> _Goal of the exercise_
Check every line of the entries below for the word "Không", then give only the number of lines that have it.

> _Provided data_
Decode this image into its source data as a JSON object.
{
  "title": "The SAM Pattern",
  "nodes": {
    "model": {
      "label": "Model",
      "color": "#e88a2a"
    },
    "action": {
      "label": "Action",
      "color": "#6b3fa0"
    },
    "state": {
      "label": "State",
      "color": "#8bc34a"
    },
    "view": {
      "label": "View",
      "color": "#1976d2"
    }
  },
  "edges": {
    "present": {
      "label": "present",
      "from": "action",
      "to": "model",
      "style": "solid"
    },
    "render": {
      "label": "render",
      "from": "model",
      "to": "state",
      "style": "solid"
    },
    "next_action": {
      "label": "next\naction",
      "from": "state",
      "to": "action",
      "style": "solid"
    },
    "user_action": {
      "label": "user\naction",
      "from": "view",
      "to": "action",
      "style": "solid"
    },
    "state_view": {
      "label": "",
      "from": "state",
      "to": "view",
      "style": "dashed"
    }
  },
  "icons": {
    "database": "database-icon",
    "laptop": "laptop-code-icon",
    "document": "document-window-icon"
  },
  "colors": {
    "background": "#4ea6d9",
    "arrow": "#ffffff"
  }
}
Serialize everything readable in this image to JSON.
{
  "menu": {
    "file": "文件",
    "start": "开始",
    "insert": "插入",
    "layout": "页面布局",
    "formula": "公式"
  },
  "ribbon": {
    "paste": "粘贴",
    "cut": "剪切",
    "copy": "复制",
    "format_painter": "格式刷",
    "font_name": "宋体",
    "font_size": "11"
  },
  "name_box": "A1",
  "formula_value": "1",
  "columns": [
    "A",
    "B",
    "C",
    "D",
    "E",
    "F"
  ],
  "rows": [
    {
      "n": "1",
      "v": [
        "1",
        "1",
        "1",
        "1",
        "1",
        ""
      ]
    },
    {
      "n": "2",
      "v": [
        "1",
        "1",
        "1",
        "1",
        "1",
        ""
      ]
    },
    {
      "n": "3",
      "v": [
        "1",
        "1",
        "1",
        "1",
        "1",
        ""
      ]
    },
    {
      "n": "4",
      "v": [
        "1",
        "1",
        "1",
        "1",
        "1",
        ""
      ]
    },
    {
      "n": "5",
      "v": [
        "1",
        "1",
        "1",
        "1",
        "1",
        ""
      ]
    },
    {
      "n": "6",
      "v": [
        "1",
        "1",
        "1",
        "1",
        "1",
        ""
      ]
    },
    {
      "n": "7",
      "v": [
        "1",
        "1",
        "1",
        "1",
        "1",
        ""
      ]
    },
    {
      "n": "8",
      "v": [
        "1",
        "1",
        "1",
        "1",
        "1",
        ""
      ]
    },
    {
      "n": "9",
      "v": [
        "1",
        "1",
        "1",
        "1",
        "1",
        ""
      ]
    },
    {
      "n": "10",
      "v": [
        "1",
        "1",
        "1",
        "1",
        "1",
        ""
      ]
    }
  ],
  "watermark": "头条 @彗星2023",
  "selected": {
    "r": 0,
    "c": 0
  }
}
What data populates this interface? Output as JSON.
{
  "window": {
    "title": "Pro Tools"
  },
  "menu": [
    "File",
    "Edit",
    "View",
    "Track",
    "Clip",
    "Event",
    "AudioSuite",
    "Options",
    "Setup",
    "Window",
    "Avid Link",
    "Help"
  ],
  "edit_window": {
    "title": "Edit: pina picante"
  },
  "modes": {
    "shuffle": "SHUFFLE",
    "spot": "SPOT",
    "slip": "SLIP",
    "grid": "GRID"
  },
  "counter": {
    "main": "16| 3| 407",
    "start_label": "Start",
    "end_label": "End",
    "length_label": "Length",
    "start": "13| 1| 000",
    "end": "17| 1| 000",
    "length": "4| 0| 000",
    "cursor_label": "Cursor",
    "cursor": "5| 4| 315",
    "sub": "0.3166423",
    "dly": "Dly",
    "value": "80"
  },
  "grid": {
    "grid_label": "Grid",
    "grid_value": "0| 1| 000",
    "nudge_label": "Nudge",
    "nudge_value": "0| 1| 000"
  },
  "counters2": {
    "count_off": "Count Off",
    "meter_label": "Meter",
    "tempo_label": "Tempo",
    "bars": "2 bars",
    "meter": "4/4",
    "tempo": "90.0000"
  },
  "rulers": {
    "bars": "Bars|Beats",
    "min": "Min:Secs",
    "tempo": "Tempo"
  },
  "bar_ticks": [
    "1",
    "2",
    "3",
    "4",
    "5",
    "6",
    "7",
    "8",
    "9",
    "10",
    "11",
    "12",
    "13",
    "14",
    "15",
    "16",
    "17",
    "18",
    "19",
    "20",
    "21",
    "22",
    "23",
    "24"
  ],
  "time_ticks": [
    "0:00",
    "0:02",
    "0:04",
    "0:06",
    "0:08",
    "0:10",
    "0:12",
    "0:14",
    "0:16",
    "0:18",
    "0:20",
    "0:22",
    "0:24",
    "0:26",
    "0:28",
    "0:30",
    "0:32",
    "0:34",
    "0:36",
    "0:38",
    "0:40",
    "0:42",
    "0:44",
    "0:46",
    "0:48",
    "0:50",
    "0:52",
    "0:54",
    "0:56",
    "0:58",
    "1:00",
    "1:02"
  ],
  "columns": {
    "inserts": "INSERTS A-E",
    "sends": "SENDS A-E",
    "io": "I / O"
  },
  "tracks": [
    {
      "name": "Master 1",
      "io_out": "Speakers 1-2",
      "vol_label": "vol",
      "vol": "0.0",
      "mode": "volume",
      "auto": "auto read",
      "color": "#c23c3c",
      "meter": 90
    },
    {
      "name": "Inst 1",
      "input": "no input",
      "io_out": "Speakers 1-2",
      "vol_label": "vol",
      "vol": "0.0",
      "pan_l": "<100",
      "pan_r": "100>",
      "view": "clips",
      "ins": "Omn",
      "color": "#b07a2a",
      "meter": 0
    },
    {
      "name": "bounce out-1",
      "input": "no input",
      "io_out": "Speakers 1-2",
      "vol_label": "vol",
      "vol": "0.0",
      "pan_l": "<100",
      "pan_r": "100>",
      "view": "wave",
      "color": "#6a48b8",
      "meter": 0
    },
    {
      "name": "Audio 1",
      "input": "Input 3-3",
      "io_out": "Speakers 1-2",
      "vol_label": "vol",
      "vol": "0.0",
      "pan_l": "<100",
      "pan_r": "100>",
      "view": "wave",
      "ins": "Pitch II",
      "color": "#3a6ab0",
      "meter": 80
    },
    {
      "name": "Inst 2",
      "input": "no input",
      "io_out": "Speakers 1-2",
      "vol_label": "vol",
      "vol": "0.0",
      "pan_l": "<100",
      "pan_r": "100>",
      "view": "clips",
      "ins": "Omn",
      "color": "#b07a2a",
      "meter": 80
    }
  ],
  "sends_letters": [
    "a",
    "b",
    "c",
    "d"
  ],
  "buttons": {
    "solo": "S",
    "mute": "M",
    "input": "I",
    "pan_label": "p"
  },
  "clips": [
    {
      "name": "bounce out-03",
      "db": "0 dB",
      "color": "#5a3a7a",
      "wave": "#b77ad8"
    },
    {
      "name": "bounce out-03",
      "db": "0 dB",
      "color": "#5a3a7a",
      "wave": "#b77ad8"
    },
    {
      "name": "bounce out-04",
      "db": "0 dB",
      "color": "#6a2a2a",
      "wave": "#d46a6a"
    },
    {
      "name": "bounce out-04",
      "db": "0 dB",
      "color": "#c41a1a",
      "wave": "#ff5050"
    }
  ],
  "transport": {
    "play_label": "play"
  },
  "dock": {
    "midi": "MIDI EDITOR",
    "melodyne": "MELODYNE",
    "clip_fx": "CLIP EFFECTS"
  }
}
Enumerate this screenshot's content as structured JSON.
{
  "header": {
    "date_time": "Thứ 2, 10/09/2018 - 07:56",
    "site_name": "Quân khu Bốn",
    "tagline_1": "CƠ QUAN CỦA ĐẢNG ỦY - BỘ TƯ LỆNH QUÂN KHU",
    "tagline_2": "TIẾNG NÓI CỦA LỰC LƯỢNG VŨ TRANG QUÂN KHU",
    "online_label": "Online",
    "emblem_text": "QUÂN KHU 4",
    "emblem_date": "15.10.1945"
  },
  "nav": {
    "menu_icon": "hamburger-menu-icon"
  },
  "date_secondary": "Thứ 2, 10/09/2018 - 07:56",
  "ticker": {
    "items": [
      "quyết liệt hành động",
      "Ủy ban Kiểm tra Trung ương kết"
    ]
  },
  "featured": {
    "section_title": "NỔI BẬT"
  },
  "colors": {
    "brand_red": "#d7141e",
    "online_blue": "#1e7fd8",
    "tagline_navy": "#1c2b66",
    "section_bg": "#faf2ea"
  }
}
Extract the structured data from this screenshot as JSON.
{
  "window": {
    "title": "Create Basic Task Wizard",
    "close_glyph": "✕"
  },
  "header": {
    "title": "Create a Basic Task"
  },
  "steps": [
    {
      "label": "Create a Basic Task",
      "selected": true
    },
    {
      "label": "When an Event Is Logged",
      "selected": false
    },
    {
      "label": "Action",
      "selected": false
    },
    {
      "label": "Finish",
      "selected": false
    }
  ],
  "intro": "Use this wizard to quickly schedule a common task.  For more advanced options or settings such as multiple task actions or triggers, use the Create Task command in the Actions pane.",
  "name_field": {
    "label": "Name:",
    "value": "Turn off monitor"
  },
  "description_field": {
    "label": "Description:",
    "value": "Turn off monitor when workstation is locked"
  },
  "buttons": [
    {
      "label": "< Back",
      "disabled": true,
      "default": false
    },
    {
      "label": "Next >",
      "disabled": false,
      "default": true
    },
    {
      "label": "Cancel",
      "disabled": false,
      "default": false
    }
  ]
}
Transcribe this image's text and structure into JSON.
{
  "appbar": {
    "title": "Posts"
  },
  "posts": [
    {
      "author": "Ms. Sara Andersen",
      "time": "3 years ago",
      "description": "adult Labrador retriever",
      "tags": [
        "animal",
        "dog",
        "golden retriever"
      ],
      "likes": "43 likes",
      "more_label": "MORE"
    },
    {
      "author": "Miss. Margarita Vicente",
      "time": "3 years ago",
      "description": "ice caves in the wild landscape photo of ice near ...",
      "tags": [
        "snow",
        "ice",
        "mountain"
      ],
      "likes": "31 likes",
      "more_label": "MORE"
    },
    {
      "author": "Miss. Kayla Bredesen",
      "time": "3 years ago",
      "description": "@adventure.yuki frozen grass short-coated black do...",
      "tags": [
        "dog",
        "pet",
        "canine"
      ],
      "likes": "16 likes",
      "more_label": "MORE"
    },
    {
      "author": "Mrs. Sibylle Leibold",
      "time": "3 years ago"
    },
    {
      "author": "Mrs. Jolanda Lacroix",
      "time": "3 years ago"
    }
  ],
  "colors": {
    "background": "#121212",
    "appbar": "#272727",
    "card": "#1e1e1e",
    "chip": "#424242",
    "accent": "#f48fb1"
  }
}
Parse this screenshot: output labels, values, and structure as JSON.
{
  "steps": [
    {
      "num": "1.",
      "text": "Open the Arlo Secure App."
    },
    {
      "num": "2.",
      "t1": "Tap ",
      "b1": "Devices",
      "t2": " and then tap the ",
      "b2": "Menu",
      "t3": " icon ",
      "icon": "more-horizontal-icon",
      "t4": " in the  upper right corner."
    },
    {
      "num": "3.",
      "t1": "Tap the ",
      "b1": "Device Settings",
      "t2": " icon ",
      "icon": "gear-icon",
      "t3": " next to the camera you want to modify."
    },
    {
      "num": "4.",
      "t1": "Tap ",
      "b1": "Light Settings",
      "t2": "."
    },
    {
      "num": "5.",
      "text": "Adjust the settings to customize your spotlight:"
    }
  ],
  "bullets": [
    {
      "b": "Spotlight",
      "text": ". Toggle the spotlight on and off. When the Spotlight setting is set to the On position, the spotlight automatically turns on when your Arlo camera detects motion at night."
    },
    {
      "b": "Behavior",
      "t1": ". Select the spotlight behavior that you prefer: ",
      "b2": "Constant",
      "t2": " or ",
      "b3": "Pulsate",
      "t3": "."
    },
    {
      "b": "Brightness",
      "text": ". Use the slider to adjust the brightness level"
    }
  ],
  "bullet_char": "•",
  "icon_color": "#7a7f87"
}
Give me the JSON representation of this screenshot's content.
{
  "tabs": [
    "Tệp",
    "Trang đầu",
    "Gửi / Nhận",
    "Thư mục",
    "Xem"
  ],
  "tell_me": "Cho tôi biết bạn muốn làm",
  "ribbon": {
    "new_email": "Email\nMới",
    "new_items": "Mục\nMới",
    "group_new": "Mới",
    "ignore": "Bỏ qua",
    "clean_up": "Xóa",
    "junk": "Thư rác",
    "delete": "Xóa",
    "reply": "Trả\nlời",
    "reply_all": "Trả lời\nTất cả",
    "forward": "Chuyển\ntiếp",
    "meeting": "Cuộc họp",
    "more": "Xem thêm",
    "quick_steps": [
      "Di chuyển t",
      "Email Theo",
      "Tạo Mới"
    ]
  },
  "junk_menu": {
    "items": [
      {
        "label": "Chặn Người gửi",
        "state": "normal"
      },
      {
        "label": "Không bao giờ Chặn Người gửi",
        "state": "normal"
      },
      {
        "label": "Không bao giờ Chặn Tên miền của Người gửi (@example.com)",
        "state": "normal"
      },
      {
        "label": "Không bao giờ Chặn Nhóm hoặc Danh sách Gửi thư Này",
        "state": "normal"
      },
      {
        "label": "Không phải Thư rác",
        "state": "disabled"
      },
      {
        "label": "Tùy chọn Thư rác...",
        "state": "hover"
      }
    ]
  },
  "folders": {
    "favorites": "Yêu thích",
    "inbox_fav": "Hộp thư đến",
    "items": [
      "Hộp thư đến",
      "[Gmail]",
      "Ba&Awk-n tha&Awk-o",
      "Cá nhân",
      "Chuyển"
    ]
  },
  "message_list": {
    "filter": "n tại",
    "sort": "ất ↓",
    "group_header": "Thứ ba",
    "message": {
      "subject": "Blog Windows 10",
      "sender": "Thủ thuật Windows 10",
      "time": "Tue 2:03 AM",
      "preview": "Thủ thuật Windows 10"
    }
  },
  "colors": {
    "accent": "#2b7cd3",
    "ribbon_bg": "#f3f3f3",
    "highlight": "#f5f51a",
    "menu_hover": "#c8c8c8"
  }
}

> _Solved problem_
4